**What you have to do:** Each record in the material below must be written out again exactly.

**Data shown:**

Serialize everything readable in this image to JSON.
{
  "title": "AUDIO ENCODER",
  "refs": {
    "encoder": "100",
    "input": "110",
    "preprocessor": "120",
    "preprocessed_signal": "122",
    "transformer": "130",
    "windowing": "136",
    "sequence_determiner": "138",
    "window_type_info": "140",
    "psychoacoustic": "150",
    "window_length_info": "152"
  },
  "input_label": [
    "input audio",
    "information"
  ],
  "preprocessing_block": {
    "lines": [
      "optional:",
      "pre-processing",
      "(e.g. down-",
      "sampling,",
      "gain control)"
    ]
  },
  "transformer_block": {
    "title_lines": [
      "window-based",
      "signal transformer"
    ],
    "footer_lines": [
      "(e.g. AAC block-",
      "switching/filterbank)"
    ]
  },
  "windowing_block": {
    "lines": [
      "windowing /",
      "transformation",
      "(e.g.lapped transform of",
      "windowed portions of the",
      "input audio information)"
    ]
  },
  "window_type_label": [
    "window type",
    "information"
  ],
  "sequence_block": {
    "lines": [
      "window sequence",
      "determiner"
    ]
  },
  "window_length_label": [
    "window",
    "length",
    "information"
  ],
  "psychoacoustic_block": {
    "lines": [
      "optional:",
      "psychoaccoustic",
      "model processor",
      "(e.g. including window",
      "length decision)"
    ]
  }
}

**Answer to this task:**
Serialize everything readable in this image to JSON.
{
  "title": "AUDIO ENCODER",
  "refs": {
    "encoder": "100",
    "input": "110",
    "preprocessor": "120",
    "preprocessed_signal": "122",
    "transformer": "130",
    "windowing": "136",
    "sequence_determiner": "138",
    "window_type_info": "140",
    "psychoacoustic": "150",
    "window_length_info": "152"
  },
  "input_label": [
    "input audio",
    "information"
  ],
  "preprocessing_block": {
    "lines": [
      "optional:",
      "pre-processing",
      "(e.g. down-",
      "sampling,",
      "gain control)"
    ]
  },
  "transformer_block": {
    "title_lines": [
      "window-based",
      "signal transformer"
    ],
    "footer_lines": [
      "(e.g. AAC block-",
      "switching/filterbank)"
    ]
  },
  "windowing_block": {
    "lines": [
      "windowing /",
      "transformation",
      "(e.g.lapped transform of",
      "windowed portions of the",
      "input audio information)"
    ]
  },
  "window_type_label": [
    "window type",
    "information"
  ],
  "sequence_block": {
    "lines": [
      "window sequence",
      "determiner"
    ]
  },
  "window_length_label": [
    "window",
    "length",
    "information"
  ],
  "psychoacoustic_block": {
    "lines": [
      "optional:",
      "psychoaccoustic",
      "model processor",
      "(e.g. including window",
      "length decision)"
    ]
  }
}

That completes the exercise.